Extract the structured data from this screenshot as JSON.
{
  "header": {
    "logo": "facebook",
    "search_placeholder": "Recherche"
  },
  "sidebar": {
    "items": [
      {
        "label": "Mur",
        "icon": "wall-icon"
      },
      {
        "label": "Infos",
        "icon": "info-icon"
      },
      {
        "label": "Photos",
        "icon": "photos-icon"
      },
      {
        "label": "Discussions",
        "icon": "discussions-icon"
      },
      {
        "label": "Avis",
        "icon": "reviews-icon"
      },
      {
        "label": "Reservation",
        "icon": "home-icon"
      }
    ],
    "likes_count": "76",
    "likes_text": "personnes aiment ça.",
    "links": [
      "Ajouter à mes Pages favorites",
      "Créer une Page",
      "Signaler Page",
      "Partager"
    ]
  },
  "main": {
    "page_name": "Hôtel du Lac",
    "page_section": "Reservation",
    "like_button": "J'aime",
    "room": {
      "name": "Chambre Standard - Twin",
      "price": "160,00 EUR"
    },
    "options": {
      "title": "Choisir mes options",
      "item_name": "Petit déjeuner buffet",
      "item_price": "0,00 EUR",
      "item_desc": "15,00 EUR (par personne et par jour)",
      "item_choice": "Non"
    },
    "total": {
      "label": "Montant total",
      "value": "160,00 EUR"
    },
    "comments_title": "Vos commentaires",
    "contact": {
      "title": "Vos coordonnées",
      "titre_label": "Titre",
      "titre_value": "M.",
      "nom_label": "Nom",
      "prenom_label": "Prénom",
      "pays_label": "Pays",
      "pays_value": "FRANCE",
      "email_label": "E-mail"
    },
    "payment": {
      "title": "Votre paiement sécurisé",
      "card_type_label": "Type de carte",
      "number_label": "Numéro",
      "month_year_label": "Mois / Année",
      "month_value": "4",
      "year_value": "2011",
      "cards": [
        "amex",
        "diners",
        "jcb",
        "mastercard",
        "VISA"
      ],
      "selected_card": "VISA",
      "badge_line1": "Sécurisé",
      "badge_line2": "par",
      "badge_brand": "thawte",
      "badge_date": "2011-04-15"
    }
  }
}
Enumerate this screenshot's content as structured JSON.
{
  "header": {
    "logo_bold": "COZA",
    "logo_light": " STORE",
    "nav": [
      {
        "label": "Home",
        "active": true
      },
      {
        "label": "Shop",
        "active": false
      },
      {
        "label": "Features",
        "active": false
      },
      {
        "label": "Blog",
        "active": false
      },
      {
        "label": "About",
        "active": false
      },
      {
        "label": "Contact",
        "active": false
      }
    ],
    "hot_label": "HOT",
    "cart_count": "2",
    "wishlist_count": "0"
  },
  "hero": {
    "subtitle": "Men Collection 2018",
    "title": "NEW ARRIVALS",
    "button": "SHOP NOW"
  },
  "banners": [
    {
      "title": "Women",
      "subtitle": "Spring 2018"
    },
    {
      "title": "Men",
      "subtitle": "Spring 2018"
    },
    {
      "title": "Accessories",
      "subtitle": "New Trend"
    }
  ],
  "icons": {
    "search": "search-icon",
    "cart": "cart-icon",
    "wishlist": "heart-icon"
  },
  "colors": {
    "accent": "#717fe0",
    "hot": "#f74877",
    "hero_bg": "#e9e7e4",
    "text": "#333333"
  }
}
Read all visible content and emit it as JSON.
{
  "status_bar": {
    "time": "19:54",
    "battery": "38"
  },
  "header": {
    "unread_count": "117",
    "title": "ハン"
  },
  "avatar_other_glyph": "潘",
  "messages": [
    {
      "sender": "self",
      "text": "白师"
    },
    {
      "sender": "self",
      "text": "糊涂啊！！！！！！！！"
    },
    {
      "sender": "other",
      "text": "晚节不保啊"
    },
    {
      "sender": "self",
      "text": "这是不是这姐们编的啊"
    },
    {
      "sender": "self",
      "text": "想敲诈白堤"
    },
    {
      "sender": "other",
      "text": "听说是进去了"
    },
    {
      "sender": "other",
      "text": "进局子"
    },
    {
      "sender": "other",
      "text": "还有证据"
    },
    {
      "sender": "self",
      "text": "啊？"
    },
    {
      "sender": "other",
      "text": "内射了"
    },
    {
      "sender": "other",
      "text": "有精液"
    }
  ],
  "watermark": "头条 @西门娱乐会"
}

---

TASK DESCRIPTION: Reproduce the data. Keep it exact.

TASK SOLUTION:
Extract the structured data from this screenshot as JSON.
{
  "header": {
    "logo": "facebook",
    "search_placeholder": "Recherche"
  },
  "sidebar": {
    "items": [
      {
        "label": "Mur",
        "icon": "wall-icon"
      },
      {
        "label": "Infos",
        "icon": "info-icon"
      },
      {
        "label": "Photos",
        "icon": "photos-icon"
      },
      {
        "label": "Discussions",
        "icon": "discussions-icon"
      },
      {
        "label": "Avis",
        "icon": "reviews-icon"
      },
      {
        "label": "Reservation",
        "icon": "home-icon"
      }
    ],
    "likes_count": "76",
    "likes_text": "personnes aiment ça.",
    "links": [
      "Ajouter à mes Pages favorites",
      "Créer une Page",
      "Signaler Page",
      "Partager"
    ]
  },
  "main": {
    "page_name": "Hôtel du Lac",
    "page_section": "Reservation",
    "like_button": "J'aime",
    "room": {
      "name": "Chambre Standard - Twin",
      "price": "160,00 EUR"
    },
    "options": {
      "title": "Choisir mes options",
      "item_name": "Petit déjeuner buffet",
      "item_price": "0,00 EUR",
      "item_desc": "15,00 EUR (par personne et par jour)",
      "item_choice": "Non"
    },
    "total": {
      "label": "Montant total",
      "value": "160,00 EUR"
    },
    "comments_title": "Vos commentaires",
    "contact": {
      "title": "Vos coordonnées",
      "titre_label": "Titre",
      "titre_value": "M.",
      "nom_label": "Nom",
      "prenom_label": "Prénom",
      "pays_label": "Pays",
      "pays_value": "FRANCE",
      "email_label": "E-mail"
    },
    "payment": {
      "title": "Votre paiement sécurisé",
      "card_type_label": "Type de carte",
      "number_label": "Numéro",
      "month_year_label": "Mois / Année",
      "month_value": "4",
      "year_value": "2011",
      "cards": [
        "amex",
        "diners",
        "jcb",
        "mastercard",
        "VISA"
      ],
      "selected_card": "VISA",
      "badge_line1": "Sécurisé",
      "badge_line2": "par",
      "badge_brand": "thawte",
      "badge_date": "2011-04-15"
    }
  }
}
Enumerate this screenshot's content as structured JSON.
{
  "header": {
    "logo_bold": "COZA",
    "logo_light": " STORE",
    "nav": [
      {
        "label": "Home",
        "active": true
      },
      {
        "label": "Shop",
        "active": false
      },
      {
        "label": "Features",
        "active": false
      },
      {
        "label": "Blog",
        "active": false
      },
      {
        "label": "About",
        "active": false
      },
      {
        "label": "Contact",
        "active": false
      }
    ],
    "hot_label": "HOT",
    "cart_count": "2",
    "wishlist_count": "0"
  },
  "hero": {
    "subtitle": "Men Collection 2018",
    "title": "NEW ARRIVALS",
    "button": "SHOP NOW"
  },
  "banners": [
    {
      "title": "Women",
      "subtitle": "Spring 2018"
    },
    {
      "title": "Men",
      "subtitle": "Spring 2018"
    },
    {
      "title": "Accessories",
      "subtitle": "New Trend"
    }
  ],
  "icons": {
    "search": "search-icon",
    "cart": "cart-icon",
    "wishlist": "heart-icon"
  },
  "colors": {
    "accent": "#717fe0",
    "hot": "#f74877",
    "hero_bg": "#e9e7e4",
    "text": "#333333"
  }
}
Read all visible content and emit it as JSON.
{
  "status_bar": {
    "time": "19:54",
    "battery": "38"
  },
  "header": {
    "unread_count": "117",
    "title": "ハン"
  },
  "avatar_other_glyph": "潘",
  "messages": [
    {
      "sender": "self",
      "text": "白师"
    },
    {
      "sender": "self",
      "text": "糊涂啊！！！！！！！！"
    },
    {
      "sender": "other",
      "text": "晚节不保啊"
    },
    {
      "sender": "self",
      "text": "这是不是这姐们编的啊"
    },
    {
      "sender": "self",
      "text": "想敲诈白堤"
    },
    {
      "sender": "other",
      "text": "听说是进去了"
    },
    {
      "sender": "other",
      "text": "进局子"
    },
    {
      "sender": "other",
      "text": "还有证据"
    },
    {
      "sender": "self",
      "text": "啊？"
    },
    {
      "sender": "other",
      "text": "内射了"
    },
    {
      "sender": "other",
      "text": "有精液"
    }
  ],
  "watermark": "头条 @西门娱乐会"
}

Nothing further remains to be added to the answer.